--- Records provided ---
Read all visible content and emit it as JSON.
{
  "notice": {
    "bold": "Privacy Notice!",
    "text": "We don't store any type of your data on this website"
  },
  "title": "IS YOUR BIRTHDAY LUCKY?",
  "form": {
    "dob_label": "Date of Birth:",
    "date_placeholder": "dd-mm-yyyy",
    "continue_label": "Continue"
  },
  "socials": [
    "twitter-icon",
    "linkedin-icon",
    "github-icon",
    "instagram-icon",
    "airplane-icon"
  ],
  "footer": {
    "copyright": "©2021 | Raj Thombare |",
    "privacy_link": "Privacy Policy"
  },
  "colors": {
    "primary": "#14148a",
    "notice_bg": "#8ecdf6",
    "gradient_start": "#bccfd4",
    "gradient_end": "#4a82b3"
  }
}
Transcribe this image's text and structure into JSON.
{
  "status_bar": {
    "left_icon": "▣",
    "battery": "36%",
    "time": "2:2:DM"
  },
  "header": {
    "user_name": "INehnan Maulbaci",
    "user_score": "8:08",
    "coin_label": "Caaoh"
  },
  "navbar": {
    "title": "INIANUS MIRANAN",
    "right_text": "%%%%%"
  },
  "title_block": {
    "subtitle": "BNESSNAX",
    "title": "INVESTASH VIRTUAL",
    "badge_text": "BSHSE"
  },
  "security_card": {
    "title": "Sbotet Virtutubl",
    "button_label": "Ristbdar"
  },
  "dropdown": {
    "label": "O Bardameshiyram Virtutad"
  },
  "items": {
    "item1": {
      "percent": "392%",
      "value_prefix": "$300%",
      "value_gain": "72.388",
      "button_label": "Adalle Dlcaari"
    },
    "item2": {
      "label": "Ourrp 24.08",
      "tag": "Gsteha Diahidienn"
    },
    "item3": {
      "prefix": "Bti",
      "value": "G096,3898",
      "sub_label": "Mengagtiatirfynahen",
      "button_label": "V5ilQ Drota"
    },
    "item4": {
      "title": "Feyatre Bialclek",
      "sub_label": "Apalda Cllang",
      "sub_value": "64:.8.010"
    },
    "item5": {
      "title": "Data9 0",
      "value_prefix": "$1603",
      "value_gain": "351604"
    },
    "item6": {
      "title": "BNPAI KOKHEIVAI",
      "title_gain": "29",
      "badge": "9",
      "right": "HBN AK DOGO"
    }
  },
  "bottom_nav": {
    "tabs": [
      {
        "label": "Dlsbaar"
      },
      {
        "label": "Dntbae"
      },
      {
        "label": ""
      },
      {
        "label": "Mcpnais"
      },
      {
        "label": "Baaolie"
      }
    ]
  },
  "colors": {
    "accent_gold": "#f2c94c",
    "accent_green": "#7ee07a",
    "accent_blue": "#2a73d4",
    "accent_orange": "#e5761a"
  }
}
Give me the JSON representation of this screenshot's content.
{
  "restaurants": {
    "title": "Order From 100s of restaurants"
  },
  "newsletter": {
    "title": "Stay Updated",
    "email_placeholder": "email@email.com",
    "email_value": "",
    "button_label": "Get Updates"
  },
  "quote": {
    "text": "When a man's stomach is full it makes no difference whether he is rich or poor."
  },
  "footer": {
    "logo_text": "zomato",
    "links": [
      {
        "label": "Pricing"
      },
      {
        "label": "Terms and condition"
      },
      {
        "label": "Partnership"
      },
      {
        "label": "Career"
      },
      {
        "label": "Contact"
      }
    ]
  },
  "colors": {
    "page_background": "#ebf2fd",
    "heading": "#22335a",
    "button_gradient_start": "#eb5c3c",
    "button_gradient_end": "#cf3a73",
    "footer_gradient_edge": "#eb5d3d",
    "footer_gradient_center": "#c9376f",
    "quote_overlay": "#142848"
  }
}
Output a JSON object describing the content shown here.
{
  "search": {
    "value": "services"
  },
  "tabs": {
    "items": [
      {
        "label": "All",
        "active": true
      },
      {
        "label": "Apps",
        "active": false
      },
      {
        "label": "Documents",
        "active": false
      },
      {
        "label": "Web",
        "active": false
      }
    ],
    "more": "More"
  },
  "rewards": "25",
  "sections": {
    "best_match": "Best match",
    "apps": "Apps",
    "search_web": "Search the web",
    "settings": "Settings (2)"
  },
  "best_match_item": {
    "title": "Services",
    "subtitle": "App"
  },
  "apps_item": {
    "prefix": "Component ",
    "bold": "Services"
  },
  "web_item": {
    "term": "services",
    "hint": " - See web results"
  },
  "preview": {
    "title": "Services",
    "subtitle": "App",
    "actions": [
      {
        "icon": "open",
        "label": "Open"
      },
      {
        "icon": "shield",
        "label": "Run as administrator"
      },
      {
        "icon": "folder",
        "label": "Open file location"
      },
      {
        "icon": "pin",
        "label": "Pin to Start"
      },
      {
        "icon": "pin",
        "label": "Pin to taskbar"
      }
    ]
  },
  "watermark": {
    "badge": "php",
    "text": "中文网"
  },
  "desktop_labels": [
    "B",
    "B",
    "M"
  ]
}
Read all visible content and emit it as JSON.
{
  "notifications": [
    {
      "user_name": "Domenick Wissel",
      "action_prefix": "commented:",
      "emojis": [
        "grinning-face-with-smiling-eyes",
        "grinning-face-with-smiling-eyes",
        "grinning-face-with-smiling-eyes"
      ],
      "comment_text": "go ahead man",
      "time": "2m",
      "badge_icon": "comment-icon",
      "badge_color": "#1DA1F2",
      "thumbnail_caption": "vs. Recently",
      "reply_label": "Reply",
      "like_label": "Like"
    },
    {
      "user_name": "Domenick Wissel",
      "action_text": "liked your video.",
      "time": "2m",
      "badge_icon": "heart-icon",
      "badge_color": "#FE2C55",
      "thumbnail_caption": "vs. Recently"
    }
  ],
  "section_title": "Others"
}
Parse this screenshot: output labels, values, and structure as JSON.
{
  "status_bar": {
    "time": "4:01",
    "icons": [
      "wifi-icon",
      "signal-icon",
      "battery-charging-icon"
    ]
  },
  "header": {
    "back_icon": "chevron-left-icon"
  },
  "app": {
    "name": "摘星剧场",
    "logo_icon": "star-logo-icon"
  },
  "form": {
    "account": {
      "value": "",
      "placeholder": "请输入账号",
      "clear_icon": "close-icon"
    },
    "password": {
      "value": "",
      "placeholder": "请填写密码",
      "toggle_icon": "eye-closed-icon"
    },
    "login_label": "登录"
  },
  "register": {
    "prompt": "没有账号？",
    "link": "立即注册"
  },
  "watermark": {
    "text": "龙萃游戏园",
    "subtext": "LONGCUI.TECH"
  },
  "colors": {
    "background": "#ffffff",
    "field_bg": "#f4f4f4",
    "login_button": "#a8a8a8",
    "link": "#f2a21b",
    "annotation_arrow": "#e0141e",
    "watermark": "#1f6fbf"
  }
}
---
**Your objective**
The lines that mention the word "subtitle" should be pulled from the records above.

**Response to this exercise**
    "subtitle": "BNESSNAX",
    "subtitle": "App"
    "subtitle": "App",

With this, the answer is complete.